Recorded data:
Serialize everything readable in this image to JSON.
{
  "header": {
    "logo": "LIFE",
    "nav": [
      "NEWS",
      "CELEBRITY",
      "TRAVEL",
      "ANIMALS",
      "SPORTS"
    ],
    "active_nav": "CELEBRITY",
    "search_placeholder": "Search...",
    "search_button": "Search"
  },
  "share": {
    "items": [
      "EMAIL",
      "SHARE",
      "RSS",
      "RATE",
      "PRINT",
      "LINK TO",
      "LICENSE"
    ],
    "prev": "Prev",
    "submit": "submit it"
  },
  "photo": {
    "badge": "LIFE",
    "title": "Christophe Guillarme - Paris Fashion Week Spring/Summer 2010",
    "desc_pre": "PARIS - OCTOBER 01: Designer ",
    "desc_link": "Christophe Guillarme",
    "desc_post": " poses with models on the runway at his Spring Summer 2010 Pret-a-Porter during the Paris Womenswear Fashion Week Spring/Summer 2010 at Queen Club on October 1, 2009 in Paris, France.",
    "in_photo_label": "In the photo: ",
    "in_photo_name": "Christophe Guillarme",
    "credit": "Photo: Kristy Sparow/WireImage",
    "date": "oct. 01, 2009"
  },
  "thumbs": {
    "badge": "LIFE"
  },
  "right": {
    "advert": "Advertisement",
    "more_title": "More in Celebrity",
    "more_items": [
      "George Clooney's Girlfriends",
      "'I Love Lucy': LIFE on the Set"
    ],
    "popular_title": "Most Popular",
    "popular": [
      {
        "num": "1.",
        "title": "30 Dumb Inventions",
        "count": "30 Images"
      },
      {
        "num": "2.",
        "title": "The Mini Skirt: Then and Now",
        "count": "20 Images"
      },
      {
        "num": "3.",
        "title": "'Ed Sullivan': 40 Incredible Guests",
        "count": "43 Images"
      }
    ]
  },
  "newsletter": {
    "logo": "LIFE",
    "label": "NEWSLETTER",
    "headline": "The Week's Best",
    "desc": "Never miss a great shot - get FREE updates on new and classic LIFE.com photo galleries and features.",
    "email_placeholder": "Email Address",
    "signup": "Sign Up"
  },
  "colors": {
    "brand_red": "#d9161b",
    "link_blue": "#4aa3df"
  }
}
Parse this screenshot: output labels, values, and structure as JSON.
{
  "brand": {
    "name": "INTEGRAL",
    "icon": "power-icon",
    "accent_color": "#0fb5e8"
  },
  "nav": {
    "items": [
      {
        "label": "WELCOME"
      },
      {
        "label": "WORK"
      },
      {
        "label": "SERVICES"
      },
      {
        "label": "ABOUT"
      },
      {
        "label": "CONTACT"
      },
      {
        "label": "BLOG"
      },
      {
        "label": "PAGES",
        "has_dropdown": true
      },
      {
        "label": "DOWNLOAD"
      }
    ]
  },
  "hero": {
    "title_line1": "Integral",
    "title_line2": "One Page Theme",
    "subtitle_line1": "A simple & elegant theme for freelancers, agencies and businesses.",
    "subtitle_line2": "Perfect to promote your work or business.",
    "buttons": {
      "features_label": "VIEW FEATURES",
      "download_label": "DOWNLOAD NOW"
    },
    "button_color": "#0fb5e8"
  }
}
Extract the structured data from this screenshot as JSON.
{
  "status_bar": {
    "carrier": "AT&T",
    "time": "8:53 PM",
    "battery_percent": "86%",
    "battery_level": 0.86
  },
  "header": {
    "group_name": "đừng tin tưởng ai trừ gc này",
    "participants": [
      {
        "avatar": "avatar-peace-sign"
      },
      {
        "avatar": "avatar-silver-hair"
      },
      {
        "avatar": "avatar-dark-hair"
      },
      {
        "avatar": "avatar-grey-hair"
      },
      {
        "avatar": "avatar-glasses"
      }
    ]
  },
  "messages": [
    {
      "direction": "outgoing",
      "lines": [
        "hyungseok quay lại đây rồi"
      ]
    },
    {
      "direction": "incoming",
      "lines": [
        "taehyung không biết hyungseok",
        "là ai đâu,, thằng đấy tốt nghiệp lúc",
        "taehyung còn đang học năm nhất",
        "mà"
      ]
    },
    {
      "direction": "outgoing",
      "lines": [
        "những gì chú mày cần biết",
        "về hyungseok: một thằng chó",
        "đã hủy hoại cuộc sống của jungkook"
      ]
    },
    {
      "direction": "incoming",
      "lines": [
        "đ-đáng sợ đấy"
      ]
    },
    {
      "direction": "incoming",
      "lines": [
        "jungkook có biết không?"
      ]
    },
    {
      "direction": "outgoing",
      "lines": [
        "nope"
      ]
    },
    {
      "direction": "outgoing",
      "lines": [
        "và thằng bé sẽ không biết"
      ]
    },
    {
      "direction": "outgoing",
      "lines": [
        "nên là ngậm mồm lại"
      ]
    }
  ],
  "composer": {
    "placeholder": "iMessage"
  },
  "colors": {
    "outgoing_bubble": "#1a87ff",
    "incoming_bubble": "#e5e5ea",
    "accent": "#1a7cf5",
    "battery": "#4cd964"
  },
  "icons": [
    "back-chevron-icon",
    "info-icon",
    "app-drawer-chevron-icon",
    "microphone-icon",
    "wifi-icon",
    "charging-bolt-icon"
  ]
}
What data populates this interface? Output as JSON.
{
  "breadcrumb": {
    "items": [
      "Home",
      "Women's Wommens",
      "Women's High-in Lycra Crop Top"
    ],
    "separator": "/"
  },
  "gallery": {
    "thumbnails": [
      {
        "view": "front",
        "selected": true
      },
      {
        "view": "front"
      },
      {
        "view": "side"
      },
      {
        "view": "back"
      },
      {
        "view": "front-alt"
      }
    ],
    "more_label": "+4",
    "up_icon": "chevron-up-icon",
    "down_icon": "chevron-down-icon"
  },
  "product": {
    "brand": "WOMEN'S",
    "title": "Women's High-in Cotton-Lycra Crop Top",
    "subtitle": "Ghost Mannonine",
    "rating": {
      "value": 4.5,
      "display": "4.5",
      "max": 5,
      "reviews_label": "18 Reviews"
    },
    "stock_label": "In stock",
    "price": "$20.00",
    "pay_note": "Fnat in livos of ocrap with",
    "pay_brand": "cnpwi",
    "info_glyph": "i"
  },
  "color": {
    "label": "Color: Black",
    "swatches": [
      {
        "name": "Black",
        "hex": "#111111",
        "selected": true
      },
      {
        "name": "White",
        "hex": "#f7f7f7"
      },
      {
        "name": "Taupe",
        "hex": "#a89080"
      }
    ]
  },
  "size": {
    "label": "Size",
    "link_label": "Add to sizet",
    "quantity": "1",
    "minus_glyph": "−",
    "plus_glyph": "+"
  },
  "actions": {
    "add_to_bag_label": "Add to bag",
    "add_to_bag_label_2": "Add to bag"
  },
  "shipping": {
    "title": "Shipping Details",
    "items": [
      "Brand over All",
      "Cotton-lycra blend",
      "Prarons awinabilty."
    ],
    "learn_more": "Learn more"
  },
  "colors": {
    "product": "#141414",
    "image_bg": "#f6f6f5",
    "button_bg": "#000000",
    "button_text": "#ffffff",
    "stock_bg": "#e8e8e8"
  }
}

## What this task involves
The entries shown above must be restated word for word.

## Answer for this exercise
Serialize everything readable in this image to JSON.
{
  "header": {
    "logo": "LIFE",
    "nav": [
      "NEWS",
      "CELEBRITY",
      "TRAVEL",
      "ANIMALS",
      "SPORTS"
    ],
    "active_nav": "CELEBRITY",
    "search_placeholder": "Search...",
    "search_button": "Search"
  },
  "share": {
    "items": [
      "EMAIL",
      "SHARE",
      "RSS",
      "RATE",
      "PRINT",
      "LINK TO",
      "LICENSE"
    ],
    "prev": "Prev",
    "submit": "submit it"
  },
  "photo": {
    "badge": "LIFE",
    "title": "Christophe Guillarme - Paris Fashion Week Spring/Summer 2010",
    "desc_pre": "PARIS - OCTOBER 01: Designer ",
    "desc_link": "Christophe Guillarme",
    "desc_post": " poses with models on the runway at his Spring Summer 2010 Pret-a-Porter during the Paris Womenswear Fashion Week Spring/Summer 2010 at Queen Club on October 1, 2009 in Paris, France.",
    "in_photo_label": "In the photo: ",
    "in_photo_name": "Christophe Guillarme",
    "credit": "Photo: Kristy Sparow/WireImage",
    "date": "oct. 01, 2009"
  },
  "thumbs": {
    "badge": "LIFE"
  },
  "right": {
    "advert": "Advertisement",
    "more_title": "More in Celebrity",
    "more_items": [
      "George Clooney's Girlfriends",
      "'I Love Lucy': LIFE on the Set"
    ],
    "popular_title": "Most Popular",
    "popular": [
      {
        "num": "1.",
        "title": "30 Dumb Inventions",
        "count": "30 Images"
      },
      {
        "num": "2.",
        "title": "The Mini Skirt: Then and Now",
        "count": "20 Images"
      },
      {
        "num": "3.",
        "title": "'Ed Sullivan': 40 Incredible Guests",
        "count": "43 Images"
      }
    ]
  },
  "newsletter": {
    "logo": "LIFE",
    "label": "NEWSLETTER",
    "headline": "The Week's Best",
    "desc": "Never miss a great shot - get FREE updates on new and classic LIFE.com photo galleries and features.",
    "email_placeholder": "Email Address",
    "signup": "Sign Up"
  },
  "colors": {
    "brand_red": "#d9161b",
    "link_blue": "#4aa3df"
  }
}
Parse this screenshot: output labels, values, and structure as JSON.
{
  "brand": {
    "name": "INTEGRAL",
    "icon": "power-icon",
    "accent_color": "#0fb5e8"
  },
  "nav": {
    "items": [
      {
        "label": "WELCOME"
      },
      {
        "label": "WORK"
      },
      {
        "label": "SERVICES"
      },
      {
        "label": "ABOUT"
      },
      {
        "label": "CONTACT"
      },
      {
        "label": "BLOG"
      },
      {
        "label": "PAGES",
        "has_dropdown": true
      },
      {
        "label": "DOWNLOAD"
      }
    ]
  },
  "hero": {
    "title_line1": "Integral",
    "title_line2": "One Page Theme",
    "subtitle_line1": "A simple & elegant theme for freelancers, agencies and businesses.",
    "subtitle_line2": "Perfect to promote your work or business.",
    "buttons": {
      "features_label": "VIEW FEATURES",
      "download_label": "DOWNLOAD NOW"
    },
    "button_color": "#0fb5e8"
  }
}
Extract the structured data from this screenshot as JSON.
{
  "status_bar": {
    "carrier": "AT&T",
    "time": "8:53 PM",
    "battery_percent": "86%",
    "battery_level": 0.86
  },
  "header": {
    "group_name": "đừng tin tưởng ai trừ gc này",
    "participants": [
      {
        "avatar": "avatar-peace-sign"
      },
      {
        "avatar": "avatar-silver-hair"
      },
      {
        "avatar": "avatar-dark-hair"
      },
      {
        "avatar": "avatar-grey-hair"
      },
      {
        "avatar": "avatar-glasses"
      }
    ]
  },
  "messages": [
    {
      "direction": "outgoing",
      "lines": [
        "hyungseok quay lại đây rồi"
      ]
    },
    {
      "direction": "incoming",
      "lines": [
        "taehyung không biết hyungseok",
        "là ai đâu,, thằng đấy tốt nghiệp lúc",
        "taehyung còn đang học năm nhất",
        "mà"
      ]
    },
    {
      "direction": "outgoing",
      "lines": [
        "những gì chú mày cần biết",
        "về hyungseok: một thằng chó",
        "đã hủy hoại cuộc sống của jungkook"
      ]
    },
    {
      "direction": "incoming",
      "lines": [
        "đ-đáng sợ đấy"
      ]
    },
    {
      "direction": "incoming",
      "lines": [
        "jungkook có biết không?"
      ]
    },
    {
      "direction": "outgoing",
      "lines": [
        "nope"
      ]
    },
    {
      "direction": "outgoing",
      "lines": [
        "và thằng bé sẽ không biết"
      ]
    },
    {
      "direction": "outgoing",
      "lines": [
        "nên là ngậm mồm lại"
      ]
    }
  ],
  "composer": {
    "placeholder": "iMessage"
  },
  "colors": {
    "outgoing_bubble": "#1a87ff",
    "incoming_bubble": "#e5e5ea",
    "accent": "#1a7cf5",
    "battery": "#4cd964"
  },
  "icons": [
    "back-chevron-icon",
    "info-icon",
    "app-drawer-chevron-icon",
    "microphone-icon",
    "wifi-icon",
    "charging-bolt-icon"
  ]
}
What data populates this interface? Output as JSON.
{
  "breadcrumb": {
    "items": [
      "Home",
      "Women's Wommens",
      "Women's High-in Lycra Crop Top"
    ],
    "separator": "/"
  },
  "gallery": {
    "thumbnails": [
      {
        "view": "front",
        "selected": true
      },
      {
        "view": "front"
      },
      {
        "view": "side"
      },
      {
        "view": "back"
      },
      {
        "view": "front-alt"
      }
    ],
    "more_label": "+4",
    "up_icon": "chevron-up-icon",
    "down_icon": "chevron-down-icon"
  },
  "product": {
    "brand": "WOMEN'S",
    "title": "Women's High-in Cotton-Lycra Crop Top",
    "subtitle": "Ghost Mannonine",
    "rating": {
      "value": 4.5,
      "display": "4.5",
      "max": 5,
      "reviews_label": "18 Reviews"
    },
    "stock_label": "In stock",
    "price": "$20.00",
    "pay_note": "Fnat in livos of ocrap with",
    "pay_brand": "cnpwi",
    "info_glyph": "i"
  },
  "color": {
    "label": "Color: Black",
    "swatches": [
      {
        "name": "Black",
        "hex": "#111111",
        "selected": true
      },
      {
        "name": "White",
        "hex": "#f7f7f7"
      },
      {
        "name": "Taupe",
        "hex": "#a89080"
      }
    ]
  },
  "size": {
    "label": "Size",
    "link_label": "Add to sizet",
    "quantity": "1",
    "minus_glyph": "−",
    "plus_glyph": "+"
  },
  "actions": {
    "add_to_bag_label": "Add to bag",
    "add_to_bag_label_2": "Add to bag"
  },
  "shipping": {
    "title": "Shipping Details",
    "items": [
      "Brand over All",
      "Cotton-lycra blend",
      "Prarons awinabilty."
    ],
    "learn_more": "Learn more"
  },
  "colors": {
    "product": "#141414",
    "image_bg": "#f6f6f5",
    "button_bg": "#000000",
    "button_text": "#ffffff",
    "stock_bg": "#e8e8e8"
  }
}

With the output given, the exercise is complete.